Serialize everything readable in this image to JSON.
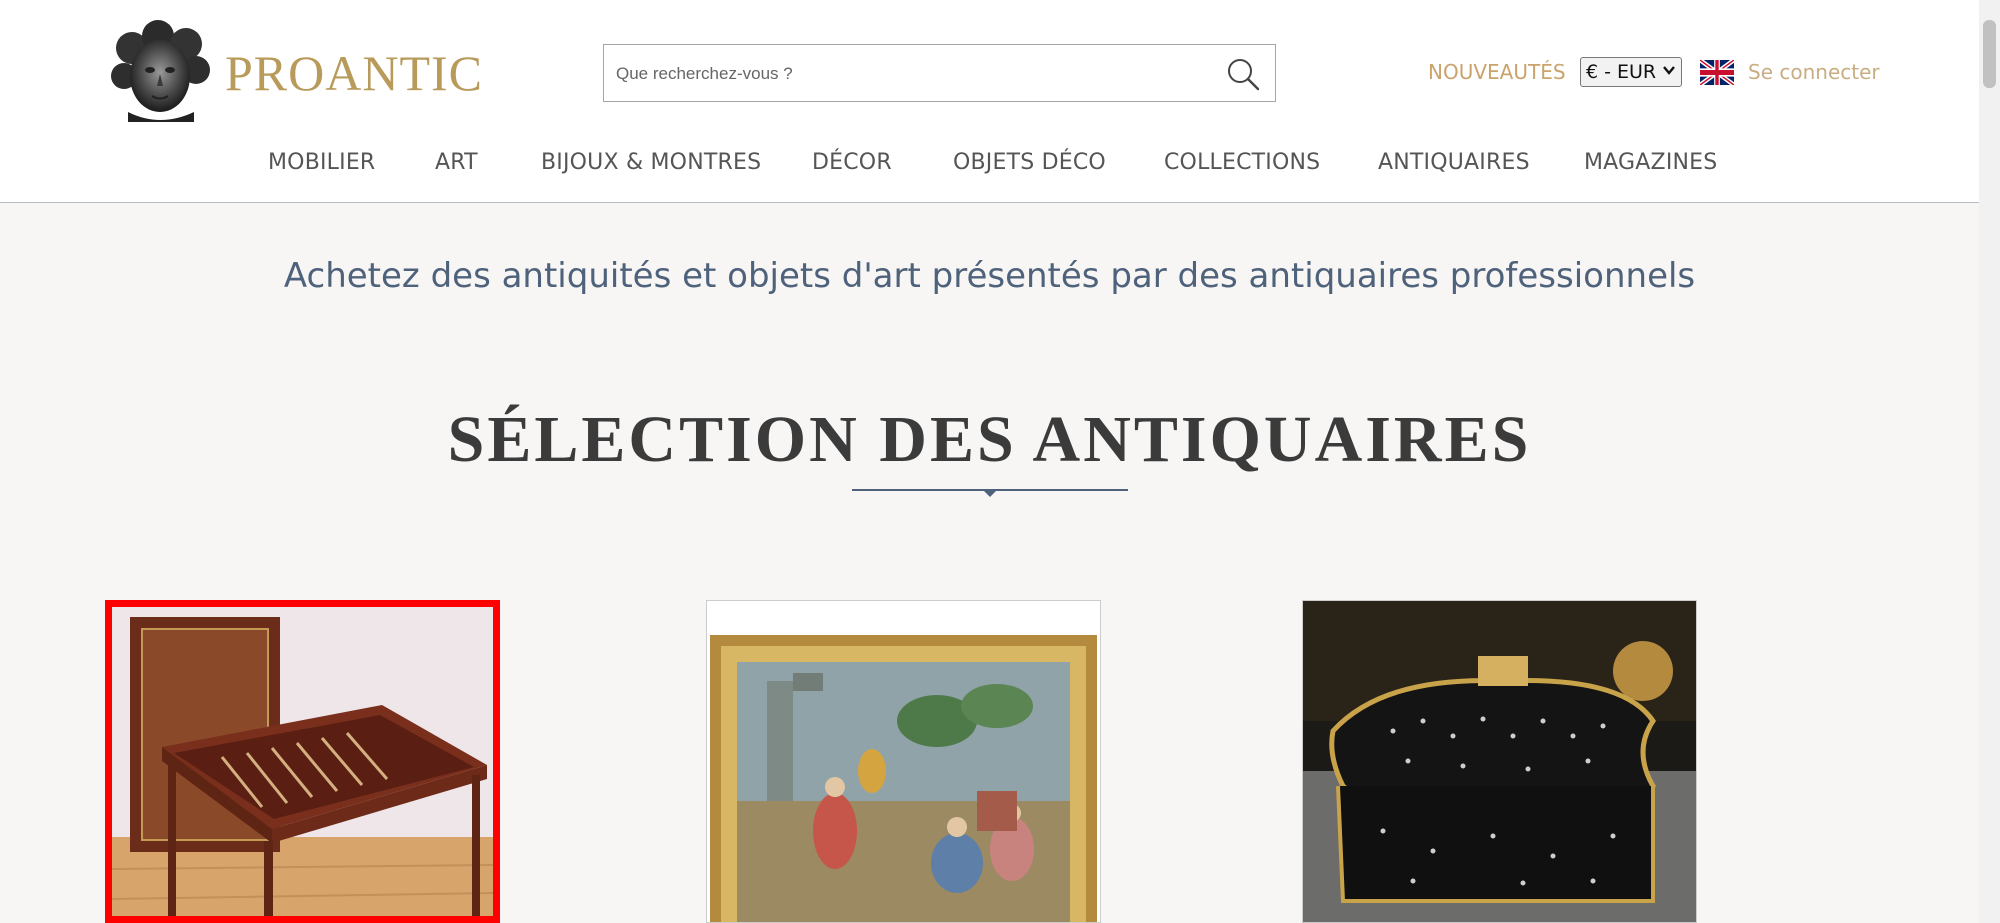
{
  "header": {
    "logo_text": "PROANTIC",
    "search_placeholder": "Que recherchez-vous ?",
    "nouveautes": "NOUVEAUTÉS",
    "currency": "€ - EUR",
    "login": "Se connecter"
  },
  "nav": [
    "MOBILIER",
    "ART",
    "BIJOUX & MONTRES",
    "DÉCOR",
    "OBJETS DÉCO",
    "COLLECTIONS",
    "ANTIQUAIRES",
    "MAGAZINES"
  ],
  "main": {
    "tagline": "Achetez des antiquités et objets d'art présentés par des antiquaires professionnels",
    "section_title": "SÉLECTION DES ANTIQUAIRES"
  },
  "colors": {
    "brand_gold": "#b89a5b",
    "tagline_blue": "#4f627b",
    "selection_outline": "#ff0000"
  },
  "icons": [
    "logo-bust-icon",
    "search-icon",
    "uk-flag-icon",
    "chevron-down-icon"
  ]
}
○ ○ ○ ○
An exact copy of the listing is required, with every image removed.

Answer to the exercise ::
Serialize everything readable in this image to JSON.
{
  "header": {
    "logo_text": "PROANTIC",
    "search_placeholder": "Que recherchez-vous ?",
    "nouveautes": "NOUVEAUTÉS",
    "currency": "€ - EUR",
    "login": "Se connecter"
  },
  "nav": [
    "MOBILIER",
    "ART",
    "BIJOUX & MONTRES",
    "DÉCOR",
    "OBJETS DÉCO",
    "COLLECTIONS",
    "ANTIQUAIRES",
    "MAGAZINES"
  ],
  "main": {
    "tagline": "Achetez des antiquités et objets d'art présentés par des antiquaires professionnels",
    "section_title": "SÉLECTION DES ANTIQUAIRES"
  },
  "colors": {
    "brand_gold": "#b89a5b",
    "tagline_blue": "#4f627b",
    "selection_outline": "#ff0000"
  },
  "icons": [
    "logo-bust-icon",
    "search-icon",
    "uk-flag-icon",
    "chevron-down-icon"
  ]
}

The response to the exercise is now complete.